Automating managers : The implications of information technology for managers in five manufacturing companies.
Managers are universally regarded as key to the fortunes of
organizations, yet there has been little focus on the effects of
information technology (I.T.) on this group. In this research,
the implications of I.T. for the work and roles of managers were
studied, peimar IIy in office settings, in five manufacturing
companies in the Northern Home Counties.
The cases provided a wide range of both organizational cultures
and I.T. use. Data were obtained largely through 101 semistructured
interviews with managers in various hierarchical and
functional positions. Supporting material came from questionnaires
and documents. and through informal observation on the 49
visits to companies.
I.T. consists of several interwoven and rapidly developing
computing and cormrunications technologies, and is interacting
with the extremely varied environments found in the companies.
There is no revolution. Rather I.T. use is growing from its
precursors - telex, punched-card machines and earlier computers,
and is conditioned powerfully by existing cultures. Gradually,
however, the inherent character of the technology is changing
practices in general, and management work in particular, in
The fundamental nature of managers' work is little altered by
I.T. It remains fragmented; weakly defined; oral; actionorientated.
Increased productivity and reduced numbers of staff
are consequences of I.T., and these, together with the increase
in conceptual and systems skills amongst the work-force, are
reducing the hierarchical-authority model of people management,
and creating a more "professional-team" culture. The increasing
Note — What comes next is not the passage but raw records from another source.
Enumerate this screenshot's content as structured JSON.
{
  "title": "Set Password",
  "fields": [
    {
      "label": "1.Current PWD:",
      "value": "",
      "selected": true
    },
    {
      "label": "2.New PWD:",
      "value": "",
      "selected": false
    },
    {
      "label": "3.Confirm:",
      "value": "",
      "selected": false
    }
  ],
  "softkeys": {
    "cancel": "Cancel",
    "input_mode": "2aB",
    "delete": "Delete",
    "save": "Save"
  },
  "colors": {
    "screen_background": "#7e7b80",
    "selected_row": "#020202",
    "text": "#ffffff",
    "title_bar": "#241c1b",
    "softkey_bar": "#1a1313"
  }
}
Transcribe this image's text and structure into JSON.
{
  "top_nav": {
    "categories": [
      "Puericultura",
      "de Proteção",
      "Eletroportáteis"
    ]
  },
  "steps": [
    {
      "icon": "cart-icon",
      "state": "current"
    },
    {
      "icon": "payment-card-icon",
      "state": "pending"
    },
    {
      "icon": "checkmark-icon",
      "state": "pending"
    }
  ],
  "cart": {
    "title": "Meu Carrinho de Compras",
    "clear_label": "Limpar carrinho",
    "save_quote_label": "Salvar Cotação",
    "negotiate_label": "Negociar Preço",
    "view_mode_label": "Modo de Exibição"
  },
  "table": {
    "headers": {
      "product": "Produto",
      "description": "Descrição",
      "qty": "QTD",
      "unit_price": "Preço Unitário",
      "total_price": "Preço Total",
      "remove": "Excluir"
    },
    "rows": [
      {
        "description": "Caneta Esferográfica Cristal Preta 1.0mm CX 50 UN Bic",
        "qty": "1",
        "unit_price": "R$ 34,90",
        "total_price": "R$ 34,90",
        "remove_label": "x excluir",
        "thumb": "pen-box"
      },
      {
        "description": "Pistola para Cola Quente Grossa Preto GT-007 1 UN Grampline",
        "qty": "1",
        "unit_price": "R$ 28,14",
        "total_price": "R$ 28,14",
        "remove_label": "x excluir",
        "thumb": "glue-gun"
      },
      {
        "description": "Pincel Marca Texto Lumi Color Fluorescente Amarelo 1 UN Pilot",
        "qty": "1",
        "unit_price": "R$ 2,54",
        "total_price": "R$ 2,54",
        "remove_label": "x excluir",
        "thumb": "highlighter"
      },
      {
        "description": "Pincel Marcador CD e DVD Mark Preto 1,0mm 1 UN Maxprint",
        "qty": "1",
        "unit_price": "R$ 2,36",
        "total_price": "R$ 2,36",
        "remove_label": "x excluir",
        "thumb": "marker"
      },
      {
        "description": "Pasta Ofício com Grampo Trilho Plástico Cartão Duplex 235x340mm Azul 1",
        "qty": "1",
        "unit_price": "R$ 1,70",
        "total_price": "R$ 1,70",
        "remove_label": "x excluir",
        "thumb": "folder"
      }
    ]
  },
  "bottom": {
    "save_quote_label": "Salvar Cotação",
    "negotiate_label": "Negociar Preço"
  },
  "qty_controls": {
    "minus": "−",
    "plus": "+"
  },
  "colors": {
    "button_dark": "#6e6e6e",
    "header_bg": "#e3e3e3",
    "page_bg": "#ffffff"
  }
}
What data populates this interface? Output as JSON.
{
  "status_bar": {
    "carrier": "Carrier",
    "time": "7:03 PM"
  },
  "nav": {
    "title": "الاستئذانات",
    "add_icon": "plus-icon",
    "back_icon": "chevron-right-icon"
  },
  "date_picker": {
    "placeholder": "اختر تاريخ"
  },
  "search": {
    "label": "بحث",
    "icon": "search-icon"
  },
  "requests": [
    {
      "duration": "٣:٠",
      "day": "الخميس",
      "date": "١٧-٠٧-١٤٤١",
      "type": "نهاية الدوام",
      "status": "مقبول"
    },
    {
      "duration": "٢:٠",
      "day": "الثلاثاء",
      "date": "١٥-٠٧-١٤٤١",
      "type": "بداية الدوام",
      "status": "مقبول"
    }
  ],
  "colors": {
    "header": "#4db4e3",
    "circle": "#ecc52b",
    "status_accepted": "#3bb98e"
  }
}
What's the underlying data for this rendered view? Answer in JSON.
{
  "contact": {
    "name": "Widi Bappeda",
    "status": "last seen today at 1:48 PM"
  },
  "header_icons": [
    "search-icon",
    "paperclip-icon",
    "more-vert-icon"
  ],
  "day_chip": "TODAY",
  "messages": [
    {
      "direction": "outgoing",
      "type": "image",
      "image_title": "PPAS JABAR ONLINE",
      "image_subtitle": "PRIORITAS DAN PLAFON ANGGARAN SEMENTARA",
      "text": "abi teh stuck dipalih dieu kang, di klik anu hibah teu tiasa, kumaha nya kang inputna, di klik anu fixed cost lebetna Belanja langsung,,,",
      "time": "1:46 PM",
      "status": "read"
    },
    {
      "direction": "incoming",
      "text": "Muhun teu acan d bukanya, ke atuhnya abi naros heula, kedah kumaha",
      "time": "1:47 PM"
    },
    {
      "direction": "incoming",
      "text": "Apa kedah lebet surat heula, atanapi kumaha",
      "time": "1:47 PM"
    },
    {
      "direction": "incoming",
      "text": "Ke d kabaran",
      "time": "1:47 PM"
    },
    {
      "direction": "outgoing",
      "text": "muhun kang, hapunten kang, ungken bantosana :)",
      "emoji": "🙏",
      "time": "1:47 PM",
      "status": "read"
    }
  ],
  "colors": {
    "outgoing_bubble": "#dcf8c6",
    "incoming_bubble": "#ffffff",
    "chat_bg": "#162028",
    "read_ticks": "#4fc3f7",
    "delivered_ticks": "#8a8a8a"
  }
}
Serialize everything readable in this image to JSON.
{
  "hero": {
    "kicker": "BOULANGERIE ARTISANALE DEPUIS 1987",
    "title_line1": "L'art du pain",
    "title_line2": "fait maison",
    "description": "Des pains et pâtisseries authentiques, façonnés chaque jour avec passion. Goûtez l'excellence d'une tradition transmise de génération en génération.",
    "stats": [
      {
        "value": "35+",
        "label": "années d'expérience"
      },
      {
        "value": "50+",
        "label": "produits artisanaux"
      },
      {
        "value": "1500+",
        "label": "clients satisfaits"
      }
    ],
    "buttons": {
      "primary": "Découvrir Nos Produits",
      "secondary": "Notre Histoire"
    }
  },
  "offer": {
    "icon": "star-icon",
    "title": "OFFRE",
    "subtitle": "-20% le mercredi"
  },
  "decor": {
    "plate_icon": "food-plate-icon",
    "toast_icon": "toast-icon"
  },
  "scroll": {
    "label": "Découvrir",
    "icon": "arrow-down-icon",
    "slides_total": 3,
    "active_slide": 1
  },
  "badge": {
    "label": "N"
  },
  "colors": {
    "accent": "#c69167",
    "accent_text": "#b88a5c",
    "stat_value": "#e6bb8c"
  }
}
effectiveness of information management that I.T. confers is
produc ing other major consequences for managers. Informa tion
management is becoming a central component of their work.
Overall, managers are having to adapt to increasingly
technological. systematised environments, with smaller, more
skilled staff teams. The transitions for managers are
difficult. especiaLl y as companies have given slight attention
to preparing managers for these changes, or indeed to management
development in general.